Chapter 19 ‘A Tragedy as Old as History’
Medical Responses to Infertility and Artificial Insemination by Donor in 1950s Britain
This chapter will explore how the infertile patient was characterized, perceived, and treated by the medical profession in 1950s England and Scotland. Such was the concern that this subject engendered in postwar Britain that a Departmental Committee was appointed in 1958 (known as the Feversham Committee) to investigate infertility and its treatment through artificial insemination. The written and oral evidence submitted by medical witnesses to that Committee offers rich insights into medical thinking and practice, and into the complex sociomedical politics and ethical anxieties which surrounded the topic. The testimony of legal and religious witnesses will also be explored to a more limited extent in order to offer some context to medical understandings and treatments of infertility. It will be considered how women’s bodies, personalities, and even agency in proactively seeking motherhood through artificial insemination were heavily pathologized in medical and religious discourses, but also how the men involved – husbands, sperm donors and even doctors – did not escape this tendency to pathologize.
KeywordsArtificial insemination, Doctors, Infertility, Pathologization, Religion
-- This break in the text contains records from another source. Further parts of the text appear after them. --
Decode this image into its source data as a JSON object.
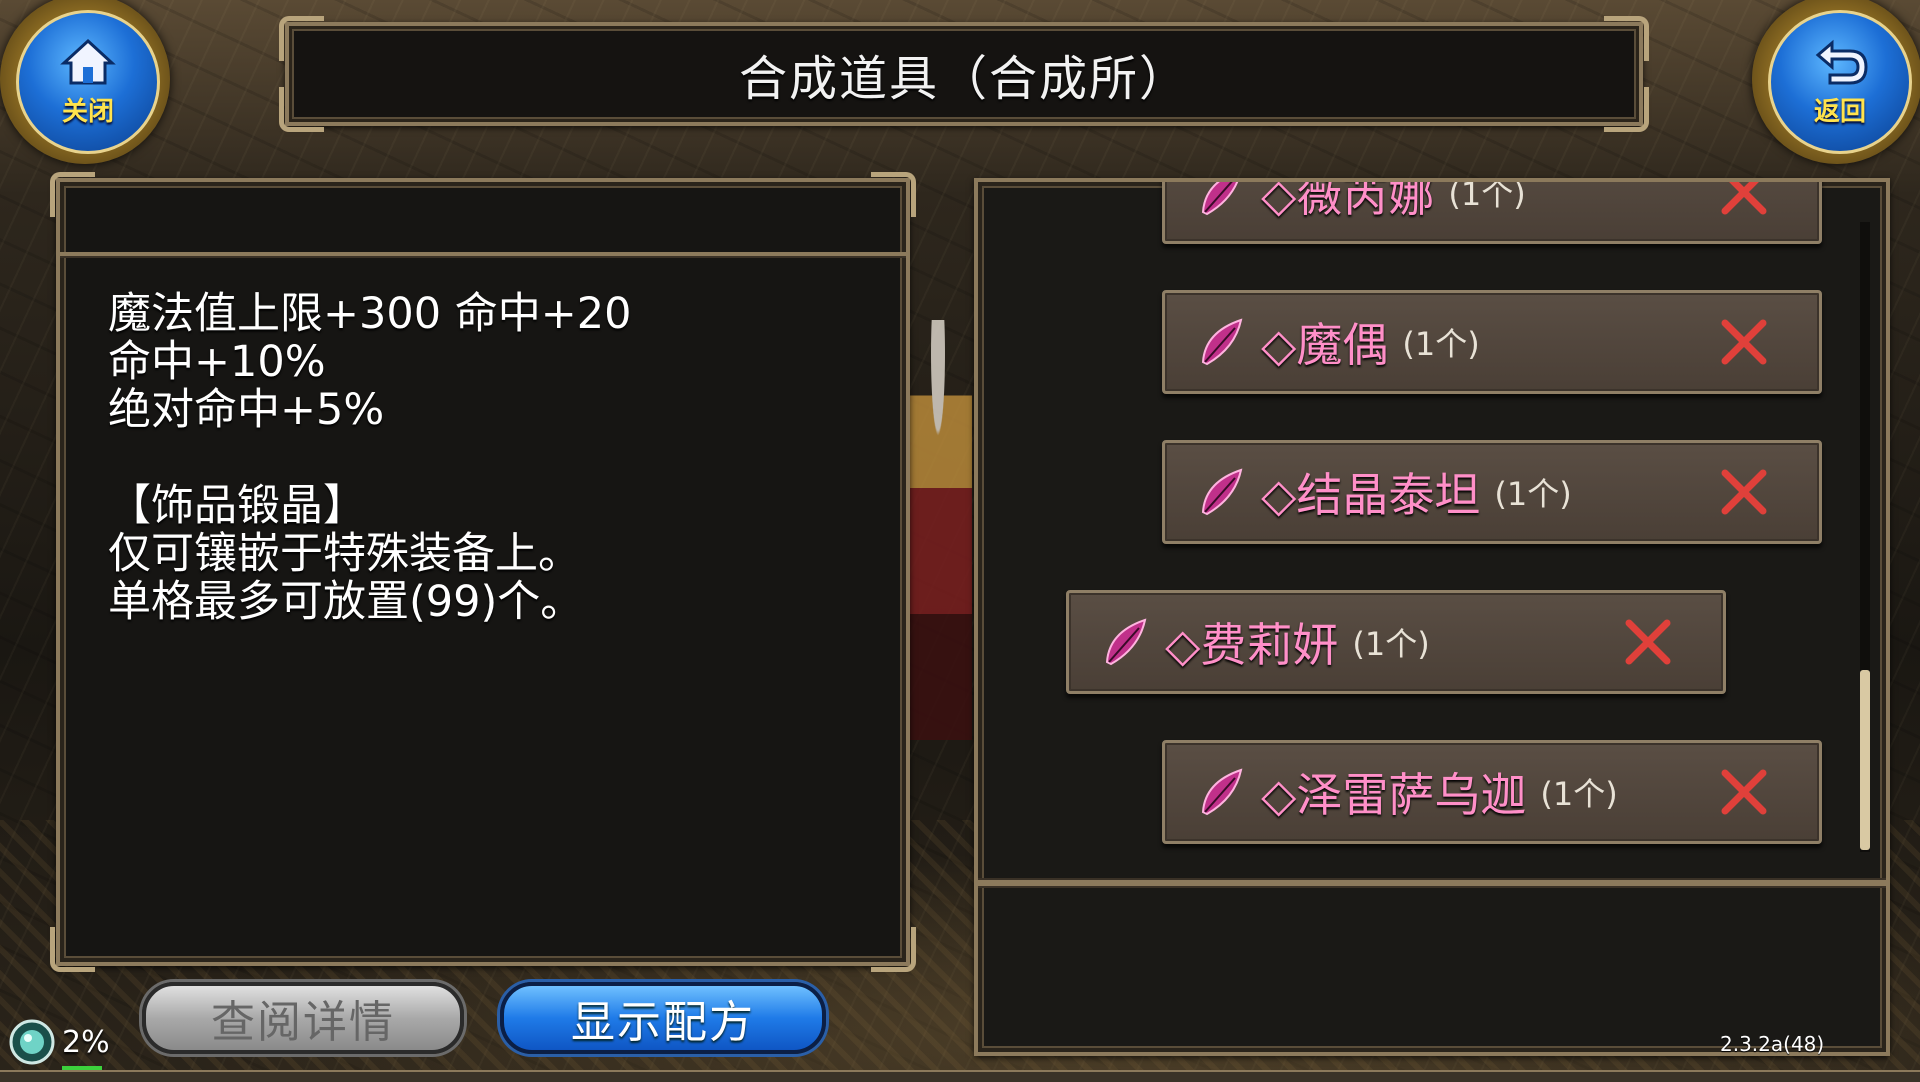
{
  "title": "合成道具（合成所）",
  "close_button": {
    "label": "关闭",
    "icon": "home-icon"
  },
  "back_button": {
    "label": "返回",
    "icon": "back-arrow-icon"
  },
  "description": [
    "魔法值上限+300 命中+20",
    "命中+10%",
    "绝对命中+5%",
    "",
    "【饰品锻晶】",
    "仅可镶嵌于特殊装备上。",
    "单格最多可放置(99)个。"
  ],
  "materials": [
    {
      "name": "◇薇芮娜",
      "qty": "(1个)"
    },
    {
      "name": "◇魔偶",
      "qty": "(1个)"
    },
    {
      "name": "◇结晶泰坦",
      "qty": "(1个)"
    },
    {
      "name": "◇费莉妍",
      "qty": "(1个)"
    },
    {
      "name": "◇泽雷萨乌迦",
      "qty": "(1个)"
    }
  ],
  "buttons": {
    "details": "查阅详情",
    "show_recipe": "显示配方"
  },
  "status": {
    "progress": "2%",
    "version": "2.3.2a(48)"
  },
  "colors": {
    "item_name": "#ff8fc8",
    "remove_x": "#e0403a",
    "panel_border": "#8c7a5c",
    "recipe_button": "#1f7be8"
  }
}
Publication date and placeLondon, 2017
Infertility & fertilization